According to the report, the sentences are part of a government effort to crackdown on gambling, match-fixing and bribery in the country’s beleaguered leaguers. So far, more than 50 former players, coaches, referees and other officials have been convicted of corruption. The authorities are trying to clean up the system that has long been tainted with corruption and also failed to produce a strong national team. China’s national team is ranked 73rd by FIFA, just ahead of Iraq. The country’s team has not qualified for the World Cup since 2002.
The country’s national league is also trying to strengthen itself after a decade of scandals. Some of China’s wealthiest real estate developers have bought clubs, and even hired European stars and coaches to enliven the game, which remains a popular sport in China.
The agency report states that a court in northeast China sentenced Nan Yong, a former top executive, to 10 years in prison for taking bribes of 1.19 million renminbi (about $187,000). His predecessor was the head of the Chinese association was also sentenced by another court in north China to 10 years in prison for taking about 1.36 million renminbi (about $214000) in bribes.
Two other members of the national soccer association, the team manager and the former technical department director also received long prison terms. Similarly, four national team players were also sentenced on 13th June to six years in prison for taking bribes to help fix the results of a professional match.
We have been importing so many things from China, can our cricket authorities learn a lesson or two from the way China has dealt with its players and officials indulging in corrupt practices.
According to a BBC news report South African President Jacob Zuma has fired police chief Gen Bheki Cele, who had been accused of corruption. (http://www.bbc.co.uk/news/world-africa-18414786) The general was promoted to become police chief in 2010, when his predecessor Jackie Selebi was convicted of taking $156,000 (100,378 pounds) in bribes from a drug dealer. Are the Indian authorities listening; here suspended police officers not only manage to come back to work but in due course are granted promotions as well.
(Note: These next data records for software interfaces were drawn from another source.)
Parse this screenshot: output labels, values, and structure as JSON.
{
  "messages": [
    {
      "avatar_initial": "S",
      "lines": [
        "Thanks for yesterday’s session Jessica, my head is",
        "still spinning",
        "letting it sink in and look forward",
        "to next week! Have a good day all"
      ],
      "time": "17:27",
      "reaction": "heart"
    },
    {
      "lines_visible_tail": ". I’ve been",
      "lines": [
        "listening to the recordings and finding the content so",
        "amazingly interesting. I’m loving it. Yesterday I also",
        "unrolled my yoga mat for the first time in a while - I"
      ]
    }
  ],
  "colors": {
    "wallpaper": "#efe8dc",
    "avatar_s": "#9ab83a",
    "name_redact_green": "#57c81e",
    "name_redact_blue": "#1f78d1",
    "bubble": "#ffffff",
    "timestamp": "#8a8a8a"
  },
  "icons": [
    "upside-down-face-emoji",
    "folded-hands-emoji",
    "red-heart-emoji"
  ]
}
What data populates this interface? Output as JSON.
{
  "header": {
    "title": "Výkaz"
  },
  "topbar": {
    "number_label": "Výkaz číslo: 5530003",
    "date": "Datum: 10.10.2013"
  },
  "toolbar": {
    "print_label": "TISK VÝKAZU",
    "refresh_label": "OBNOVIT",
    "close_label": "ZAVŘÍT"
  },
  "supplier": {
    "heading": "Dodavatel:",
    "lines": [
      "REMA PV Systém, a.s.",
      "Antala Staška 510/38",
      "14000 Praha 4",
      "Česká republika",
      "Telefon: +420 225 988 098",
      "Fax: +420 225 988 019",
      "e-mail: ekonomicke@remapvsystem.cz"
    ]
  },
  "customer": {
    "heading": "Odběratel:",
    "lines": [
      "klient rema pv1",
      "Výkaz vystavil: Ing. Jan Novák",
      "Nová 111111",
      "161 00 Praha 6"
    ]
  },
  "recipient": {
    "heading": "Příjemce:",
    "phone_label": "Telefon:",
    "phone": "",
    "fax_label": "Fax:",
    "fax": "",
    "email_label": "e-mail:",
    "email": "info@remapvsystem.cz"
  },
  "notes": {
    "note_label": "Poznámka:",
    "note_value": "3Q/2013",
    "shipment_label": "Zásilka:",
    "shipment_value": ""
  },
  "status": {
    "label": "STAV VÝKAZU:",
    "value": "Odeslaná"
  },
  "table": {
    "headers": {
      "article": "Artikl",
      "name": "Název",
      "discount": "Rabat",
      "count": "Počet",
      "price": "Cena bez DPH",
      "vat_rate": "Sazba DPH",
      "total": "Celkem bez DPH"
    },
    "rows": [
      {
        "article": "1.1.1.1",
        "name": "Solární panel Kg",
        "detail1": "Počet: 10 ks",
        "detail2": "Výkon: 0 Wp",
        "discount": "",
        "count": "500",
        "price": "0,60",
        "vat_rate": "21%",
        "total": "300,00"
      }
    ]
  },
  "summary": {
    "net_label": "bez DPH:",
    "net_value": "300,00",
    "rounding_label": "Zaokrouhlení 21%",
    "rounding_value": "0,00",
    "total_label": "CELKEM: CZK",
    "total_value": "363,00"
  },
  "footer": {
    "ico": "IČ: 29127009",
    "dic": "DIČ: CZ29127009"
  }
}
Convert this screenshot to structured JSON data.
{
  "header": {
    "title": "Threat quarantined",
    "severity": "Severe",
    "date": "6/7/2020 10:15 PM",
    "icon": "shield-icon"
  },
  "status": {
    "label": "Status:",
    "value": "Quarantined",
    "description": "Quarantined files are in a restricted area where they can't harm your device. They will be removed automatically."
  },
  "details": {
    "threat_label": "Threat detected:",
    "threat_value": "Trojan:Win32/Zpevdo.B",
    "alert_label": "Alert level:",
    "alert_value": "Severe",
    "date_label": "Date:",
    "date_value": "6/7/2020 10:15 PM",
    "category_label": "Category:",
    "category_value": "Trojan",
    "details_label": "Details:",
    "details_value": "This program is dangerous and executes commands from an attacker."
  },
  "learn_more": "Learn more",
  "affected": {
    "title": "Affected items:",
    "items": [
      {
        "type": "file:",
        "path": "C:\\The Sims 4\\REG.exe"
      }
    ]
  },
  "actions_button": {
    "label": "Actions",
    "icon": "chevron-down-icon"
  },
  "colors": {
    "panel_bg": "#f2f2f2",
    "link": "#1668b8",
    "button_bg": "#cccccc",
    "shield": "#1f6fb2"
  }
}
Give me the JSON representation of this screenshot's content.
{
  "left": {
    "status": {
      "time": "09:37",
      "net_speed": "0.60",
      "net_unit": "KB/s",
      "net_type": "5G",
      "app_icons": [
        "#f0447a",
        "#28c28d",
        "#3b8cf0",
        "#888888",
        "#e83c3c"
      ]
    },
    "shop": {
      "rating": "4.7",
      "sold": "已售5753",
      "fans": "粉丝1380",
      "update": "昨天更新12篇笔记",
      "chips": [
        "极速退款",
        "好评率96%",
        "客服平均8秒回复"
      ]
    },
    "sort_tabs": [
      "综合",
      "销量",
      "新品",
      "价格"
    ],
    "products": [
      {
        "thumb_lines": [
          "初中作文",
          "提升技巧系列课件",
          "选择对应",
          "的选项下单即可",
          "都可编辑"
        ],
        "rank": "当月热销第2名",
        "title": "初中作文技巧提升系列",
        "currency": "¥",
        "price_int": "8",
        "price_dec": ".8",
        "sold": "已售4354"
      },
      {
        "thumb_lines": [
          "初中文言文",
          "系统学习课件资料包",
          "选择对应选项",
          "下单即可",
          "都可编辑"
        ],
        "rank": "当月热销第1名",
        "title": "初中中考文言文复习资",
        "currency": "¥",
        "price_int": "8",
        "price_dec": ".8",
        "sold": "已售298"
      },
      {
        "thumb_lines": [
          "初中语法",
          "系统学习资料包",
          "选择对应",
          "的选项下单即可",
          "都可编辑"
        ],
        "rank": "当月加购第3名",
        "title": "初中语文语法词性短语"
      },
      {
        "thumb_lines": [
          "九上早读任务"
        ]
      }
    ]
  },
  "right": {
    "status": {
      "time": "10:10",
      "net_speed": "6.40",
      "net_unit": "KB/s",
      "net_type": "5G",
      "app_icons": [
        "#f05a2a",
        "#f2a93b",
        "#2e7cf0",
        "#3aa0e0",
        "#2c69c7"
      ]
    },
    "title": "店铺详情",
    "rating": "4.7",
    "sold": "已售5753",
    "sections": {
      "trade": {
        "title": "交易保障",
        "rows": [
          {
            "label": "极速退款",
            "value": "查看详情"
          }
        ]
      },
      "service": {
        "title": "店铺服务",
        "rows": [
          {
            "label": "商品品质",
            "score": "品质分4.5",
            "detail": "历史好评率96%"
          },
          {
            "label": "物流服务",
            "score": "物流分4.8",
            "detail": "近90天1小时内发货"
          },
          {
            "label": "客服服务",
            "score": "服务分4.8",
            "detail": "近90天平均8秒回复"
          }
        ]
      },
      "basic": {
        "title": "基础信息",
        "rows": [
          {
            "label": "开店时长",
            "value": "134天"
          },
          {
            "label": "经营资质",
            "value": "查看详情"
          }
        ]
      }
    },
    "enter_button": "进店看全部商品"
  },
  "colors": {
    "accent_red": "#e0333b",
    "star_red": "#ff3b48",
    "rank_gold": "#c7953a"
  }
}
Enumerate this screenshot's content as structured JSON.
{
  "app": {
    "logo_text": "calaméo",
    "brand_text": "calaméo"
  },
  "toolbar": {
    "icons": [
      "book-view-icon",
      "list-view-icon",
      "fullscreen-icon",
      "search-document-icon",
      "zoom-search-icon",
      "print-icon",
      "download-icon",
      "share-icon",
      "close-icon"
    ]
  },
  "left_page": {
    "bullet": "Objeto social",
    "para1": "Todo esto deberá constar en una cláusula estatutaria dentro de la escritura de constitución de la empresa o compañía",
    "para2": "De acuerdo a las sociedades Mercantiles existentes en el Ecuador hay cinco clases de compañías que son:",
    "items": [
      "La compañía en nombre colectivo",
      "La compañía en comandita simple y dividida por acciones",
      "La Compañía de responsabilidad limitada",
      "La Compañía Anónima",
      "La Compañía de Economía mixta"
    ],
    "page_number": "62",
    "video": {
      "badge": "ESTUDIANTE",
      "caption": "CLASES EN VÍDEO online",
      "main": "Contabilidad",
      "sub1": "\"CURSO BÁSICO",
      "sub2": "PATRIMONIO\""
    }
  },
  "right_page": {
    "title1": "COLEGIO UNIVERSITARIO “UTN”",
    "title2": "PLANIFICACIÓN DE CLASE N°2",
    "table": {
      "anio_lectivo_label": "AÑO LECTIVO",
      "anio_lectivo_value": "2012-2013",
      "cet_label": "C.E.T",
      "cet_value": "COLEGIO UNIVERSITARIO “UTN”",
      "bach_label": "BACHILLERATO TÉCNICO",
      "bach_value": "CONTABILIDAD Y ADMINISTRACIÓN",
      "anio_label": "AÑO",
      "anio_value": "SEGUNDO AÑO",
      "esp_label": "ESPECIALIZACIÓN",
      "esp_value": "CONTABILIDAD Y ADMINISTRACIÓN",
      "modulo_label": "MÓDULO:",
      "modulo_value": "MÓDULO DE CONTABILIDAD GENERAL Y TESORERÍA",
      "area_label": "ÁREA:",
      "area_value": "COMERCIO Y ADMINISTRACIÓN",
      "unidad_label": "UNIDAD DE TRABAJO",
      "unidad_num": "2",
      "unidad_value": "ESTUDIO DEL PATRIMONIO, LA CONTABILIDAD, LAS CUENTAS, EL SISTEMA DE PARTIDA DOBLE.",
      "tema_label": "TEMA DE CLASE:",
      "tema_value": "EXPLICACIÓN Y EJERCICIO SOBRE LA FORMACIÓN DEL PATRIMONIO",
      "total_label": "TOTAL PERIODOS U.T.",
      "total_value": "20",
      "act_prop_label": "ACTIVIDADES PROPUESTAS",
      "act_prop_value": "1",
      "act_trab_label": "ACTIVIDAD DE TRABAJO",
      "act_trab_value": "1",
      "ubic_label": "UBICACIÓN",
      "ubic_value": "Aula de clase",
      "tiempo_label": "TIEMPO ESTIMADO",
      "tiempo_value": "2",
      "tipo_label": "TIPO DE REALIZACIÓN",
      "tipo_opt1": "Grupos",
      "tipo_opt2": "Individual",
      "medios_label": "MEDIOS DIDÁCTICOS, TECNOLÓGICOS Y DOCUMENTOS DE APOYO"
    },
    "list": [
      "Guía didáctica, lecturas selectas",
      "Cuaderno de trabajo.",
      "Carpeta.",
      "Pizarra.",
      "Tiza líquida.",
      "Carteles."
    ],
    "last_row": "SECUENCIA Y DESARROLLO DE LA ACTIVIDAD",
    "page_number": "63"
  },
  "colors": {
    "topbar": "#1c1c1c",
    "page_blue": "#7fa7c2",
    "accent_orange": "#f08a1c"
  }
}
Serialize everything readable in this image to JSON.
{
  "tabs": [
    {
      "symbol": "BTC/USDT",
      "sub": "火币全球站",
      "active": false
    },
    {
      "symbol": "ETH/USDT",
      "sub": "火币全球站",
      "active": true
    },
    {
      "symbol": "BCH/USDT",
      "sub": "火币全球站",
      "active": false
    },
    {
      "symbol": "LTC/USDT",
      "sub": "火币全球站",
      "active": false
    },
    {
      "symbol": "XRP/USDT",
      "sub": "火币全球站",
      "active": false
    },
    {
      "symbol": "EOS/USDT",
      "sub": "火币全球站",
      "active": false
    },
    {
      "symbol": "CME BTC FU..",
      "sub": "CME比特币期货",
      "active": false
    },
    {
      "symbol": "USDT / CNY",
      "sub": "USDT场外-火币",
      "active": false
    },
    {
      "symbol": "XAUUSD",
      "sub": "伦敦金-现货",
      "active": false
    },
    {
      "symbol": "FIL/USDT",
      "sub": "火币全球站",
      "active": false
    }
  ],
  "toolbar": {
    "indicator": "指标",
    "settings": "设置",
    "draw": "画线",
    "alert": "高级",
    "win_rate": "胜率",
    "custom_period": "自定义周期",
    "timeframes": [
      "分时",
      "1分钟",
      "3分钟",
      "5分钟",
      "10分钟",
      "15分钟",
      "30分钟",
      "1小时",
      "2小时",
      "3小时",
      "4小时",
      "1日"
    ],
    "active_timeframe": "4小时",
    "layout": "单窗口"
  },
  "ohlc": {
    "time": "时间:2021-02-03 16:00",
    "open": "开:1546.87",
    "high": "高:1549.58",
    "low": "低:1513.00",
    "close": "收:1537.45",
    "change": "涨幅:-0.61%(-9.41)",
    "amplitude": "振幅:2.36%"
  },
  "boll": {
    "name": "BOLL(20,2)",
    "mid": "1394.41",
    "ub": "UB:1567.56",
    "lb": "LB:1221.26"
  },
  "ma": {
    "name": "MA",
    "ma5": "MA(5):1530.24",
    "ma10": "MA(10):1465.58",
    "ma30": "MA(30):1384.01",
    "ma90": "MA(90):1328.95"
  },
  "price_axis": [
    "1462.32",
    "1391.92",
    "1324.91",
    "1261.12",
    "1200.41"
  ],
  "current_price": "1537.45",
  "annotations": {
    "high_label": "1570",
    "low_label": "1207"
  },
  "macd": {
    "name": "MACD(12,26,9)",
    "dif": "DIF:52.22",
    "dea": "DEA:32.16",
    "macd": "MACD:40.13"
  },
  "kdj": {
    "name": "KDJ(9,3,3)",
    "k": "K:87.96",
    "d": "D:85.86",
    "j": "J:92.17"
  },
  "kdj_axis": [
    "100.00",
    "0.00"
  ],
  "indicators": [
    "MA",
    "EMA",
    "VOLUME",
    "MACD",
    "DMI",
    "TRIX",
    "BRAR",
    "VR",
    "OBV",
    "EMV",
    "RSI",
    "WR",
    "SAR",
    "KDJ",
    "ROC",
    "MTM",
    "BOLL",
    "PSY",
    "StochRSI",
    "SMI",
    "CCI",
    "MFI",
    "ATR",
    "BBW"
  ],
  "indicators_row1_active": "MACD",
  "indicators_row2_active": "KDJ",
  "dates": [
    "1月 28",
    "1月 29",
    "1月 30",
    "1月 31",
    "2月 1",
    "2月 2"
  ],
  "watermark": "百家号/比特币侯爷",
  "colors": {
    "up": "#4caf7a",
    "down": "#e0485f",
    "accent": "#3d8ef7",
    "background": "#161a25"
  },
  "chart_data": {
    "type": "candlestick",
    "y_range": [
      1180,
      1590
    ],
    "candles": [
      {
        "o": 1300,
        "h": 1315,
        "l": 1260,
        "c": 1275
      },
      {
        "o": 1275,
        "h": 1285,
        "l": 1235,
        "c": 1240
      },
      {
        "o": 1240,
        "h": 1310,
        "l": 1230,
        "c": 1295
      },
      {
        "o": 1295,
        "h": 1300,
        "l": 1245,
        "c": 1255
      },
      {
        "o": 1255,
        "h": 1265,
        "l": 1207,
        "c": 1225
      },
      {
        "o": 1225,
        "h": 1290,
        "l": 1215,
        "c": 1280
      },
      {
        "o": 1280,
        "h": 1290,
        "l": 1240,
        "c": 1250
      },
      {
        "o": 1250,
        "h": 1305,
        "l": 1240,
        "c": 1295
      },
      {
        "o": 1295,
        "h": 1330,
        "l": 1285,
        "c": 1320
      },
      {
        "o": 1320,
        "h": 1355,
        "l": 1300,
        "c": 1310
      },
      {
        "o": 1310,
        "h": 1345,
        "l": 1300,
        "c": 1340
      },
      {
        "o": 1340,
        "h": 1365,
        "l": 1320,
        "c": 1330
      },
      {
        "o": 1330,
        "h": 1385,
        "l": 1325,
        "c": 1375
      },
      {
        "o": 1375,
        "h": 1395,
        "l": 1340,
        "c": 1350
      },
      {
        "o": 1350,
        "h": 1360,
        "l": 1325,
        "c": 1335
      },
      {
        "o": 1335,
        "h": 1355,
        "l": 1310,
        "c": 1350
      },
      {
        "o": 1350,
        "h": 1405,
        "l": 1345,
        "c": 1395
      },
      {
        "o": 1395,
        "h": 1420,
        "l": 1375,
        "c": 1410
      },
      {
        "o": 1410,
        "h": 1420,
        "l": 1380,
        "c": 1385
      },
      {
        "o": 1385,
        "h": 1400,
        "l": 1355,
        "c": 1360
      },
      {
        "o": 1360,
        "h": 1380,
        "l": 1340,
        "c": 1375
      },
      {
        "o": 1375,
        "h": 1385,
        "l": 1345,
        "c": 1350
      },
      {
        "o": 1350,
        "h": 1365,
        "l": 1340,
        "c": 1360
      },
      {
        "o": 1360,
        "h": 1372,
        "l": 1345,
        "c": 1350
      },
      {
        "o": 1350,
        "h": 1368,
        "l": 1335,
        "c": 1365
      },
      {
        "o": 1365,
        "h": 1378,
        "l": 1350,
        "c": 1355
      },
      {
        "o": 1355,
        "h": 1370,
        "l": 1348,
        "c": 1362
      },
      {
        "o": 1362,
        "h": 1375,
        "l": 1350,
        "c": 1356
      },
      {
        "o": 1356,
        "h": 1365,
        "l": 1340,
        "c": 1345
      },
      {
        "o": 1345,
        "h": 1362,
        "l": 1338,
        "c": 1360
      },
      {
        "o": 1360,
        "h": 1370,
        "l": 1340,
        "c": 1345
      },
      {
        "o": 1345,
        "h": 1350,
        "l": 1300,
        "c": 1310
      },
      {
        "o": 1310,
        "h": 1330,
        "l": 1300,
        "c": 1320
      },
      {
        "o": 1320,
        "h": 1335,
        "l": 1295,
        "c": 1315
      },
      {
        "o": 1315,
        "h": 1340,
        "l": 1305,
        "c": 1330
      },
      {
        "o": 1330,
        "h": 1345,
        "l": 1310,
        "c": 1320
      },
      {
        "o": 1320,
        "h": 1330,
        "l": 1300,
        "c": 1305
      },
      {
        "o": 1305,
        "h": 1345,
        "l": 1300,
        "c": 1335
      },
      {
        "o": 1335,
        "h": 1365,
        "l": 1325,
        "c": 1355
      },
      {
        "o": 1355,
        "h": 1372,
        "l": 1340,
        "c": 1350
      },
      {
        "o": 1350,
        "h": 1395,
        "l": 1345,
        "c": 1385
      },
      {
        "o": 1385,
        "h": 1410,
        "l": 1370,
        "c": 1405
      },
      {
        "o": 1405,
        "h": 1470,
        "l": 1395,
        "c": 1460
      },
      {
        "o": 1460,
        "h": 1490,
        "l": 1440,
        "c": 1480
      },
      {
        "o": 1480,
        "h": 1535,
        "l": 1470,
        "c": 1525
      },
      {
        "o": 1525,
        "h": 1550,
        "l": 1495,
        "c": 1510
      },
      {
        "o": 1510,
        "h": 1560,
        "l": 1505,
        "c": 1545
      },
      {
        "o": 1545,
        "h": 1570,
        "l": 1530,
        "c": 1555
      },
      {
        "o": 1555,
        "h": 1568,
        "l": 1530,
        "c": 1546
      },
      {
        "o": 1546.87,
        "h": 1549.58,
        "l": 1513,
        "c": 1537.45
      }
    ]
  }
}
The country has been debating whether to permit Wal-Mart into the country or not, what will be the consequences, will it be in the interest of consumers or will it kill the small retailers, etc. Now comes an Associated Press report which indicates the level of bribery indulged in by Wal-Mart officials in promoting its operations in Mexico. The same report states that the New York Times reported in late April that Wal-Mart’s Mexican unit allegedly paid millions of dollars in bribes to speed building permits and gain other favours. The Times said executives didn't notify authorities even after Wal-Mart found evidence of the scheme. However, the top management has said that a full investigation is going on it is co-operating with the authorities.
So when Wal-Mart comes to India, one thing we can be sure of is huge bonanza will be available for our babus who will be providing the necessary approvals to Wal-Mart for starting its operations in India.
What is evident from all the above cases is that bribery and corruption is all pervading but is also apparent is intention to fight the same by bringing the guilty to book at the earliest by giving them harsh punishments. Can we expect anything like this in India?
SD Israni is a corporate lawyer. Email: [email protected]